Check each line of the records below for the string "this", then state how many lines contain it, with no other output.
DATA RECORDS START
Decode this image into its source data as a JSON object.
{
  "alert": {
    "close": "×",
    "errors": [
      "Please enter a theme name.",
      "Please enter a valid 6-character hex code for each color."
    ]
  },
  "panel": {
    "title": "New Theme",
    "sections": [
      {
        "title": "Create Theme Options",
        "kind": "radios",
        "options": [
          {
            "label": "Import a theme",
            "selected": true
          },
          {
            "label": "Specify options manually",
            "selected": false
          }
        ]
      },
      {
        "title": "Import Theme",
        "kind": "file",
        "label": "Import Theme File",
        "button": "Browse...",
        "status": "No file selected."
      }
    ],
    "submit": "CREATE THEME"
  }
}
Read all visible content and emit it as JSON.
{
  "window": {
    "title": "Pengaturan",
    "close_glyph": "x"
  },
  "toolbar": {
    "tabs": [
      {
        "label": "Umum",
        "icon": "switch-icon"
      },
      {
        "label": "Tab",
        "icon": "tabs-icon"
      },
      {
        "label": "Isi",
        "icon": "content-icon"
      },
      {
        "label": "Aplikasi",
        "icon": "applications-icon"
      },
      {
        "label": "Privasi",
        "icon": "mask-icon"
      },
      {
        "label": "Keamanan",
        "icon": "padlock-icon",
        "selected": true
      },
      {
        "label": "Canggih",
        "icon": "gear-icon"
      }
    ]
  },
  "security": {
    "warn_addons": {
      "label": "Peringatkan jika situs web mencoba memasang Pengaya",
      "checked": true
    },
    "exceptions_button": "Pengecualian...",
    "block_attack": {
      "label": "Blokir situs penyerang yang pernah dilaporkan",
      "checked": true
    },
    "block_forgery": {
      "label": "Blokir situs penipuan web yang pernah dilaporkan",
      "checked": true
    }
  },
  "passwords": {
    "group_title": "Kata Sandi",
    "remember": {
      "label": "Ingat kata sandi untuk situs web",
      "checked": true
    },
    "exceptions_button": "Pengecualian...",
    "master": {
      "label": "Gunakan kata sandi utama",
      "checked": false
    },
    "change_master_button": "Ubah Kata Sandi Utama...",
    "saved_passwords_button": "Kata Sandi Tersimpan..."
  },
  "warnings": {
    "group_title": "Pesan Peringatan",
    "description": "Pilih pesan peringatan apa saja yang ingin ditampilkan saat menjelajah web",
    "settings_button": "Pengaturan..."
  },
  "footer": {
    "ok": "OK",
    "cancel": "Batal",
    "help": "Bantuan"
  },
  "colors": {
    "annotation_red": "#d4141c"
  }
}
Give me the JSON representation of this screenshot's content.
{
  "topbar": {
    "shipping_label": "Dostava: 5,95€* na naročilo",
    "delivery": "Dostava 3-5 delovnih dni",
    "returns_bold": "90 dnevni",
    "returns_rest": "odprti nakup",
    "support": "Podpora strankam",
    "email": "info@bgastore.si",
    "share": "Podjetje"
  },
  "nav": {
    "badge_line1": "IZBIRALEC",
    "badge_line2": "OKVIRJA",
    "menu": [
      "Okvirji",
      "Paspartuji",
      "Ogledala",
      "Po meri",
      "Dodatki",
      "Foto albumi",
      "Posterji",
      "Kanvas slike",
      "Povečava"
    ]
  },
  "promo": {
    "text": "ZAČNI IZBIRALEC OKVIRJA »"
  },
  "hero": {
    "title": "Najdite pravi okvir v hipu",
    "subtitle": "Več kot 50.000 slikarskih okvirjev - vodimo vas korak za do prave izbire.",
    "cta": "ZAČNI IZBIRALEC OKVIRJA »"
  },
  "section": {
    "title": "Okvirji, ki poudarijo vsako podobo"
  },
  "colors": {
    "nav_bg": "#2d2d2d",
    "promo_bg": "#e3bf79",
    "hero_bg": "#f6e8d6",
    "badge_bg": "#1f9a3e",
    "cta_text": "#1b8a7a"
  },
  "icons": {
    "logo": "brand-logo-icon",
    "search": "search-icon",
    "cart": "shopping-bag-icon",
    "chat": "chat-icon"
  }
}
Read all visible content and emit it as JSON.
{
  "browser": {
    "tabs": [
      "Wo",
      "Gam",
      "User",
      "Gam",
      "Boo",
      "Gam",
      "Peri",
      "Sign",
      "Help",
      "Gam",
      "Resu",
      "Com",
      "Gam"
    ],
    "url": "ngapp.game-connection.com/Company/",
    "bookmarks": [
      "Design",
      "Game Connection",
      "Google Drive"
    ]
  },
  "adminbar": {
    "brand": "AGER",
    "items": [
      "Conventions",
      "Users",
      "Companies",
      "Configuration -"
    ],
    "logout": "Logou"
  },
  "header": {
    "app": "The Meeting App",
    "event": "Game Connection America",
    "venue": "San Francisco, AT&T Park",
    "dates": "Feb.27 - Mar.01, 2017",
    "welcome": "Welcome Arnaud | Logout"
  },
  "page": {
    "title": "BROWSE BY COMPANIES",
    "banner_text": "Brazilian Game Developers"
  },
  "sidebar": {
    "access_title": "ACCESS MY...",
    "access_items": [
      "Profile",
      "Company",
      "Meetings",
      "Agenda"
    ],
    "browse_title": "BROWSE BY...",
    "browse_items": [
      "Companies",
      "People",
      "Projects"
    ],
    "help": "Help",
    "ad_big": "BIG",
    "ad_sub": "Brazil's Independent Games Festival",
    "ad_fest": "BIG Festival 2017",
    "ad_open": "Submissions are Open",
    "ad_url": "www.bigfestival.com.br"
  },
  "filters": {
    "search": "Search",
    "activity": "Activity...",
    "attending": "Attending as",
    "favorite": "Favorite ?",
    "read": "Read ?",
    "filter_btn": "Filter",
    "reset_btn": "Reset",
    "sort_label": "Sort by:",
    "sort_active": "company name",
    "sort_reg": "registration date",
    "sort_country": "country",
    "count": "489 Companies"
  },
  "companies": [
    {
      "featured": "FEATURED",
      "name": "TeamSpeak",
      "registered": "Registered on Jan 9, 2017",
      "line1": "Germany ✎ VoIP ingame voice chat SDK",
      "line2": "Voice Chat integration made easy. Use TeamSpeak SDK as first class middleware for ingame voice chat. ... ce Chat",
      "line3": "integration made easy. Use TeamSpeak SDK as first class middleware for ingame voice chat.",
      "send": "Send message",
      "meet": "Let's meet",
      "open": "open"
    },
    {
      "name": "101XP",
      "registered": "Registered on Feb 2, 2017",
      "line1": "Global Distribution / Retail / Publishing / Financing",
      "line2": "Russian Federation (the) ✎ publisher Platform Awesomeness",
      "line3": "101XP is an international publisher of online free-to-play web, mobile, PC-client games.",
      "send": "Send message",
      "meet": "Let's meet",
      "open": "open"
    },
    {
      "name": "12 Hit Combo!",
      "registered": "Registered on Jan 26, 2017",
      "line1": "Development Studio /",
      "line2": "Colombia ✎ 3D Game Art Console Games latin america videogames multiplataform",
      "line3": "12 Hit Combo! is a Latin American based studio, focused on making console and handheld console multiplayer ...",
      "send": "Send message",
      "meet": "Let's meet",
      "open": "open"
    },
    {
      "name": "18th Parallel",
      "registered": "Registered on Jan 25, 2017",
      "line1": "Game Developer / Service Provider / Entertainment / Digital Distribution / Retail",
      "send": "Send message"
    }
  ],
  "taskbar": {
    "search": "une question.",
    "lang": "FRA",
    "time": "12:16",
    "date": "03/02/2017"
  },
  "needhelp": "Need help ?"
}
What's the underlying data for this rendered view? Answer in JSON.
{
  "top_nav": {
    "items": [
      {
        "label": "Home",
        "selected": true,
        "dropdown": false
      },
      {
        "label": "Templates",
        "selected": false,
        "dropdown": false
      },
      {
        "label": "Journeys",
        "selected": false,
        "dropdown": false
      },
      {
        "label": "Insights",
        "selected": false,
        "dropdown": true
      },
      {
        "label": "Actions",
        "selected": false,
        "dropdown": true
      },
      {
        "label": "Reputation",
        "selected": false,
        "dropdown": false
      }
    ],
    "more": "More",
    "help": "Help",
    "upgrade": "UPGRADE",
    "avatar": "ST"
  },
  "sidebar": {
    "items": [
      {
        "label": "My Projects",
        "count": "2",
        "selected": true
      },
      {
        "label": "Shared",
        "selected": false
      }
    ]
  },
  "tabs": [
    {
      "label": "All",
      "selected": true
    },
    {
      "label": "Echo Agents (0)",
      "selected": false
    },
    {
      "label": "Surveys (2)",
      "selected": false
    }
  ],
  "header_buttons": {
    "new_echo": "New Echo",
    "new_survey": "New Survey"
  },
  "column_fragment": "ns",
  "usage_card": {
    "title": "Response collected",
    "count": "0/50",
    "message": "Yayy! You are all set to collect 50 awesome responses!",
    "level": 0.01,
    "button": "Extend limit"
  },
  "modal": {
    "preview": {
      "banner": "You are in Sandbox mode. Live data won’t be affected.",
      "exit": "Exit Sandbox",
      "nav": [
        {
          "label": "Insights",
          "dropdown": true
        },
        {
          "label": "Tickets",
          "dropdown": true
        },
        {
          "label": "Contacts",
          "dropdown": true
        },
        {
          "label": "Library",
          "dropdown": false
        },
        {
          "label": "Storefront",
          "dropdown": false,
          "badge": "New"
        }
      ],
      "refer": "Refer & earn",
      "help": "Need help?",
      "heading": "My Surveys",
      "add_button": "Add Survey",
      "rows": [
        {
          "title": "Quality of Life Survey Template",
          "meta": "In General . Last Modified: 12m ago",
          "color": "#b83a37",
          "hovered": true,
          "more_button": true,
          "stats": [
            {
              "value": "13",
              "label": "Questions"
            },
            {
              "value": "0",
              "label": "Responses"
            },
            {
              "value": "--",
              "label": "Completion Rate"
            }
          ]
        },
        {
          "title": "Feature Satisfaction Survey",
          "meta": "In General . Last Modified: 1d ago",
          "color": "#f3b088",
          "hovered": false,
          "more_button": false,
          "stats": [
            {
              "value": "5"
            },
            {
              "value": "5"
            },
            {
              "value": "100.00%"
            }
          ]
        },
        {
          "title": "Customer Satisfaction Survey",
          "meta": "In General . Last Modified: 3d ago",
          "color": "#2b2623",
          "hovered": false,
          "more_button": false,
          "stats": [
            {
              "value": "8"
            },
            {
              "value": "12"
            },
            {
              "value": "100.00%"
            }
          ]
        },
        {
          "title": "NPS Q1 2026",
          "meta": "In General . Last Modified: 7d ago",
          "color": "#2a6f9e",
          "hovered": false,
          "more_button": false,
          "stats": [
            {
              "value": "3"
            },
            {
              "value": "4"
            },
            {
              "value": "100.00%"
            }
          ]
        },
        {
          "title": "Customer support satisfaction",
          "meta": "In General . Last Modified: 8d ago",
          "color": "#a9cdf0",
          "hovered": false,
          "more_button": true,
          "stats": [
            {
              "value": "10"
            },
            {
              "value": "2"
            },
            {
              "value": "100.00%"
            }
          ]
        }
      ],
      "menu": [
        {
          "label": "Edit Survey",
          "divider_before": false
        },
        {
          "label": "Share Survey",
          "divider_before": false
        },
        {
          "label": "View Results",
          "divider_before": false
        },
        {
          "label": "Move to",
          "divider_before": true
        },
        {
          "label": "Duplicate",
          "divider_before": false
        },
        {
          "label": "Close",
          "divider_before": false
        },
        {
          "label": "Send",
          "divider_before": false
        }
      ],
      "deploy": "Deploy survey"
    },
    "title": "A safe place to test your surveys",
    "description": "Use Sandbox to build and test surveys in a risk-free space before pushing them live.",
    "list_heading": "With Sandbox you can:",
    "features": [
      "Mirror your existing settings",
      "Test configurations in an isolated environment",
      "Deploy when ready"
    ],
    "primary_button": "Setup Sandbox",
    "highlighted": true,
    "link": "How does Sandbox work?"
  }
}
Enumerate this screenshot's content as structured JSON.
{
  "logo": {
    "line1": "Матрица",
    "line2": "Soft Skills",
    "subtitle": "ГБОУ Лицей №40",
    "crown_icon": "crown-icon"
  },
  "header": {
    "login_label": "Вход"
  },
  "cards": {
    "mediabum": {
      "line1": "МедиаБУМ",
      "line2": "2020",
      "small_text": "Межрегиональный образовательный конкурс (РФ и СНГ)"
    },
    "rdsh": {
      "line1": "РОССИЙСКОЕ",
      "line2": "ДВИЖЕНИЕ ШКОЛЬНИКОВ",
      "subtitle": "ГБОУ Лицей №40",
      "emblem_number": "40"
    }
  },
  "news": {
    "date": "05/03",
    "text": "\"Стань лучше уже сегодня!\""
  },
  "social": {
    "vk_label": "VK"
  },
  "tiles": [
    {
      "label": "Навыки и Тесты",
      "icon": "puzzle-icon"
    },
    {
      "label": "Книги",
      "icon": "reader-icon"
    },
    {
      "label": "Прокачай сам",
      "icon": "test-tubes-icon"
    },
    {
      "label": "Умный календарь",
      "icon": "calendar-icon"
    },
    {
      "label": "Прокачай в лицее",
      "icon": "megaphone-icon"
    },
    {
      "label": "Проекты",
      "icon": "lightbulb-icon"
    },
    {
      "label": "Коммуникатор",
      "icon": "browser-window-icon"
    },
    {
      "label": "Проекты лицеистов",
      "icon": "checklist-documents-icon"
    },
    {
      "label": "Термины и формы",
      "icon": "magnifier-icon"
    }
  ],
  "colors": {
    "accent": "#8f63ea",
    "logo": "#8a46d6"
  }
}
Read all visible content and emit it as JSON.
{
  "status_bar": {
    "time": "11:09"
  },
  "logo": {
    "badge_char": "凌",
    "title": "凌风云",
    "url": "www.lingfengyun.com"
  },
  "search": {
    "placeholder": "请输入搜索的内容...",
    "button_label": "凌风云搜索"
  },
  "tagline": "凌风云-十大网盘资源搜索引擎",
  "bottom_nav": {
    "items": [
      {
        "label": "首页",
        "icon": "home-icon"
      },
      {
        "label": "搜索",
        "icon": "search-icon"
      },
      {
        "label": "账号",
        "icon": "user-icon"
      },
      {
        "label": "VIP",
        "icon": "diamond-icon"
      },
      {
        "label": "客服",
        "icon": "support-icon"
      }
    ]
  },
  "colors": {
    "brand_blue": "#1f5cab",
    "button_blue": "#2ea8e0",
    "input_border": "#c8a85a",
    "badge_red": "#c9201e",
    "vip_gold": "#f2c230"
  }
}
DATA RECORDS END
## ANSWER
4